Your task:
Whenever a line in this data holds the word "selected", report that line in full.

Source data
◆ ◆ ◆ ◆ ◆
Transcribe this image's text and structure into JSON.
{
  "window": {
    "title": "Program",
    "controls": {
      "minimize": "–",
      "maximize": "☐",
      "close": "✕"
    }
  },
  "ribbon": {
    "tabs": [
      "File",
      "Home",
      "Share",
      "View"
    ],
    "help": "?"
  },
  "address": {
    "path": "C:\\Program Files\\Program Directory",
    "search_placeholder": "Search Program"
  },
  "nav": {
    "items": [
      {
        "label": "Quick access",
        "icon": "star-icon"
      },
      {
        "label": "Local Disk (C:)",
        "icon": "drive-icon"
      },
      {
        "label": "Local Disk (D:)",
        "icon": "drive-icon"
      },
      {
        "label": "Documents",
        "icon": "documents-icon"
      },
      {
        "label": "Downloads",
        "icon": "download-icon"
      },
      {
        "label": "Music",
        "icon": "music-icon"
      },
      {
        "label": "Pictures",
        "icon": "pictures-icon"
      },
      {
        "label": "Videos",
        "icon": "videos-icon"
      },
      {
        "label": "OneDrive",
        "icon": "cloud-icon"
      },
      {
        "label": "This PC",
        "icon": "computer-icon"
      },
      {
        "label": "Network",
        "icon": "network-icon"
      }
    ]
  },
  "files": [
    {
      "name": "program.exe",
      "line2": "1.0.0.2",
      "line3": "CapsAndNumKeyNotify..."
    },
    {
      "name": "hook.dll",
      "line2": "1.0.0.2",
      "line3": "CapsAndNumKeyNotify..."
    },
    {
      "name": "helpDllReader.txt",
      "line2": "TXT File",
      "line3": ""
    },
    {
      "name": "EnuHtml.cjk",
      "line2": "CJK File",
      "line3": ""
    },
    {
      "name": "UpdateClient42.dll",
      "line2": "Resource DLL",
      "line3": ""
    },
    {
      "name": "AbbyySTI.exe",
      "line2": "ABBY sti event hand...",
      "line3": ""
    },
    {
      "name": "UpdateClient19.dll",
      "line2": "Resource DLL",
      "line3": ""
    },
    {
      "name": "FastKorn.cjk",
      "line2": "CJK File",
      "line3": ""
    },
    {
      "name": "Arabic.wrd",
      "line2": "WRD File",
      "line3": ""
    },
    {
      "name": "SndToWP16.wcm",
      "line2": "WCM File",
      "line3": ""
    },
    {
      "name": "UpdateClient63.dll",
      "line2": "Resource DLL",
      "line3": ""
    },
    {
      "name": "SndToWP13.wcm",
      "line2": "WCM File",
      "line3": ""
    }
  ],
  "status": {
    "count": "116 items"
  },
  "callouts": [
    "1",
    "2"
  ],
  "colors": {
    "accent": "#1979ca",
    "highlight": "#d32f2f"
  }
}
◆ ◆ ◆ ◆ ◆
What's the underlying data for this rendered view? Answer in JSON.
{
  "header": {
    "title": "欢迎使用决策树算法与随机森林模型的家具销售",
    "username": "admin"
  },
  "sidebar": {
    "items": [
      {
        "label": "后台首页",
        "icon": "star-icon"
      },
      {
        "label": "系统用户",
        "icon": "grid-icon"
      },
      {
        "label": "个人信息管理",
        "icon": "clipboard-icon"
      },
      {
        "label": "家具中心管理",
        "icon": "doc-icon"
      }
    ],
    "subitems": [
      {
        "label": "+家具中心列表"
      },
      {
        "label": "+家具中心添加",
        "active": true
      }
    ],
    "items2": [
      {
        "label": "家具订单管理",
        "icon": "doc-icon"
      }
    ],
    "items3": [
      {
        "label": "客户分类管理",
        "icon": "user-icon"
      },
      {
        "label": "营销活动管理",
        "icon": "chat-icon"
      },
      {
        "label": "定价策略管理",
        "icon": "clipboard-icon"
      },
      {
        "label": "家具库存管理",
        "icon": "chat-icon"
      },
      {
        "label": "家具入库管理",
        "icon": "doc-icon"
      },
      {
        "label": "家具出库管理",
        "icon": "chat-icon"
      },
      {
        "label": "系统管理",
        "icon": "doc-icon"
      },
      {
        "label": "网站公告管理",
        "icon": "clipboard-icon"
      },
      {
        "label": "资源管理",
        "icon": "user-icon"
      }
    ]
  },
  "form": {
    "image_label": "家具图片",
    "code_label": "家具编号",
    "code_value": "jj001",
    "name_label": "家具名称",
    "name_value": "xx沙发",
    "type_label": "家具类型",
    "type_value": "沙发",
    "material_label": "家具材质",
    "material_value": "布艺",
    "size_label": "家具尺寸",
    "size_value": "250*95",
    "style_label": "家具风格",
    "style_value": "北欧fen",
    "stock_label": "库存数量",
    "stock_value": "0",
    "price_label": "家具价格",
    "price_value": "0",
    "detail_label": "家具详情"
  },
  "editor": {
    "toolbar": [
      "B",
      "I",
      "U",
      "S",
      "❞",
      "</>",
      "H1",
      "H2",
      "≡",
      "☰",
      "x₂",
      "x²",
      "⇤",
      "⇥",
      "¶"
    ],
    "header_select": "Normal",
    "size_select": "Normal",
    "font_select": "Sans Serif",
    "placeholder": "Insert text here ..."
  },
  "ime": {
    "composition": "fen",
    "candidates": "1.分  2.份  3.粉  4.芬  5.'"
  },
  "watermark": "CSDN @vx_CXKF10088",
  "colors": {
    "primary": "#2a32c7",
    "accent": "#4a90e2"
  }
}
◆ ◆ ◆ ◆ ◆
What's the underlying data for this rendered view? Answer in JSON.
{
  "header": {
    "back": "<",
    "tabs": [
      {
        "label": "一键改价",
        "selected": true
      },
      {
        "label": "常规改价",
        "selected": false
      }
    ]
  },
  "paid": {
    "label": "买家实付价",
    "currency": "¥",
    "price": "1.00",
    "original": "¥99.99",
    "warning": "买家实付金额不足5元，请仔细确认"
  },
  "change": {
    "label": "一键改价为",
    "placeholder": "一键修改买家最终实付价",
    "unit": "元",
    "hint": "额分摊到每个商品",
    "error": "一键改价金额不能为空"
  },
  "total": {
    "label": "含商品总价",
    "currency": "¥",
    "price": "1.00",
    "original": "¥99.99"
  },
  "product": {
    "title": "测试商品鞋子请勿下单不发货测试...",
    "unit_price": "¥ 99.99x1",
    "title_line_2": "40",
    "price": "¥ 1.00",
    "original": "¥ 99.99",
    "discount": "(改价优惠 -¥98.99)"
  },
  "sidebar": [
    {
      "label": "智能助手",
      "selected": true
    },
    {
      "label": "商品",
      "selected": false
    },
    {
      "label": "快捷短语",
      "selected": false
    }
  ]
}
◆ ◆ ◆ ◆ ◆
Output:
        "selected": true
        "selected": false
      "selected": true
      "selected": false
      "selected": false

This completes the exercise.